Release Date: Mar 3, 2009
Record label: Yep Roc
Genre(s): Indie, Rock
Irish indie-rock lads carry momentum on latest.
After Bell X1’s previous album, Flock, the fact that Damien Rice was the original singer of this band (at the time named Jupiter) seemed irrelevant. Rice’s solo work represents a delicate tenderness that can, at any given moment, explode into a cathartic passion that expresses the deepest emotions in all of us. Bell X1, on the other hand, have evolved into a well-rehearsed arena rock band, ready to overtake bands like Franz Ferdinand and Coldplay with both great musicianship and catchy songwriting.

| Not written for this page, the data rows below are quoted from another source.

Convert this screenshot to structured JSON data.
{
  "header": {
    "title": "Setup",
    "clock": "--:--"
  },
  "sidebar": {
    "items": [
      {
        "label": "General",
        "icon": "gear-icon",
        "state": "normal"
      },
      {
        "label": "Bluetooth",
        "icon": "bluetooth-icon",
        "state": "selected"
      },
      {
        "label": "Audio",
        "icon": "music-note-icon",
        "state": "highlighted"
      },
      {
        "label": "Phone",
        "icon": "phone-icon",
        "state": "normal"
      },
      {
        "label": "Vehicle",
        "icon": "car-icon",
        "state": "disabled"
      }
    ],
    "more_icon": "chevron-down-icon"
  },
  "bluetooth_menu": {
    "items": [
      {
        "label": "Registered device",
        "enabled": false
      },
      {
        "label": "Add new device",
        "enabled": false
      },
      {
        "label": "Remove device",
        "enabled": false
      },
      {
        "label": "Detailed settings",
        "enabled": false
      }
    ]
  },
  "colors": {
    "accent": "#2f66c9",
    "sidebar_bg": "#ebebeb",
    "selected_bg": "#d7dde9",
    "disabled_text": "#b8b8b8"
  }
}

Established fans of this scrappy Irish quartet may be startled by the band's slight turn toward electronica on its fourth studio album, but there's no need to fear: the focus is still on bittersweet melody and whimsical lyrics. Lines like "Bring your canary, bring your flame" and "I'd say life's a different story when you're facing certain death" and entire songs like the snotty, raunchy "One Stringed Harp" offer an interesting counterbalance to what are often delicately beautiful arrangements and tunes; on "The Great Defector" a slightly off-kilter verse slides into a startlingly simple and lovely hook in the chorus, all the while flirting with a ska beat. (It also features the couplet "You're the chocolate at the end of my cornetto/I love the way your underwire bra sets off that X-ray machine.

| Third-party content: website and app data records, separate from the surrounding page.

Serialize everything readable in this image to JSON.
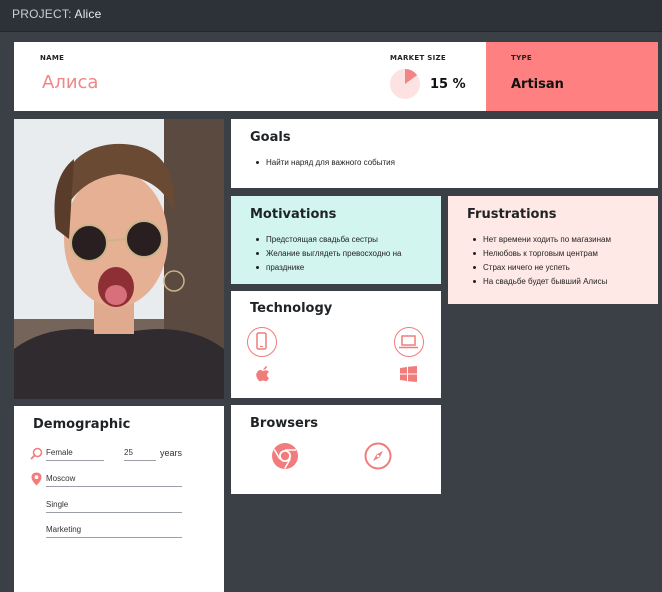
{
  "app": {
    "project_label": "PROJECT:",
    "project_name": "Alice"
  },
  "header": {
    "name_label": "NAME",
    "name_value": "Алиса",
    "market_label": "MARKET SIZE",
    "market_value": "15 %",
    "market_fraction": 0.15,
    "type_label": "TYPE",
    "type_value": "Artisan"
  },
  "goals": {
    "title": "Goals",
    "items": [
      "Найти наряд для важного события"
    ]
  },
  "motivations": {
    "title": "Motivations",
    "items": [
      "Предстоящая свадьба сестры",
      "Желание выглядеть превосходно на",
      "празднике"
    ]
  },
  "frustrations": {
    "title": "Frustrations",
    "items": [
      "Нет времени ходить по магазинам",
      "Нелюбовь к торговым центрам",
      "Страх ничего не успеть",
      "На свадьбе будет бывший Алисы"
    ]
  },
  "technology": {
    "title": "Technology",
    "icons": [
      "mobile-icon",
      "laptop-icon",
      "apple-icon",
      "windows-icon"
    ]
  },
  "browsers": {
    "title": "Browsers",
    "icons": [
      "chrome-icon",
      "safari-icon"
    ]
  },
  "demographic": {
    "title": "Demographic",
    "gender": "Female",
    "age": "25",
    "age_unit": "years",
    "location": "Moscow",
    "status": "Single",
    "occupation": "Marketing"
  },
  "colors": {
    "accent": "#f07c7c",
    "type_bg": "#ff8080",
    "motivations_bg": "#d2f5ef",
    "frustrations_bg": "#ffe9e6",
    "background": "#3b4047"
  }
}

In music as it is in life, failure is often the first step towards fortune. Such is the case for critically-acclaimed folk artist Damien Rice, whose breakup with the now-defunct 90’s Irish rock band Juniper served as a career-defining springboard. Yet there are lingering questions as to whether said success will follow Rice’s former bandmates, who – despite the struggle to be taken seriously in a brave new world of experimental rock – have swallowed their lumps with dignity and toiled up the proverbial indie mountain.

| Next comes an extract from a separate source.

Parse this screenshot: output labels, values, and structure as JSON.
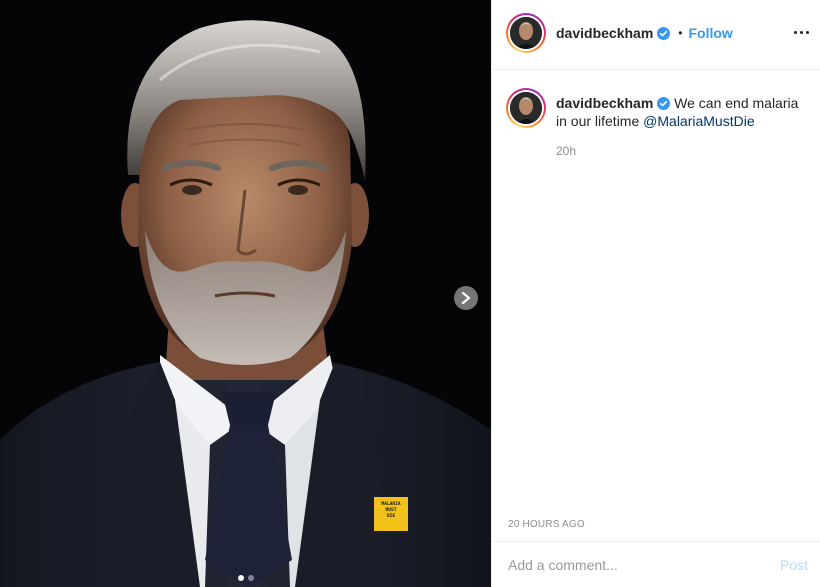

The best song on this Irish outfit’s fourth disc is a pitch-perfect Talking Heads impression called ”The Great Defector,” which may or may not have been inspired by Bell X1’s own great defector, Damien Rice. (Before he split to pursue a solo career, Rice played with these guys as Juniper.) The rest of Blue Lights on the Runway is duller than that highlight; most of it sounds like warmed-over Coldplay, a commodity in no short supply among earnest U.K. indie types.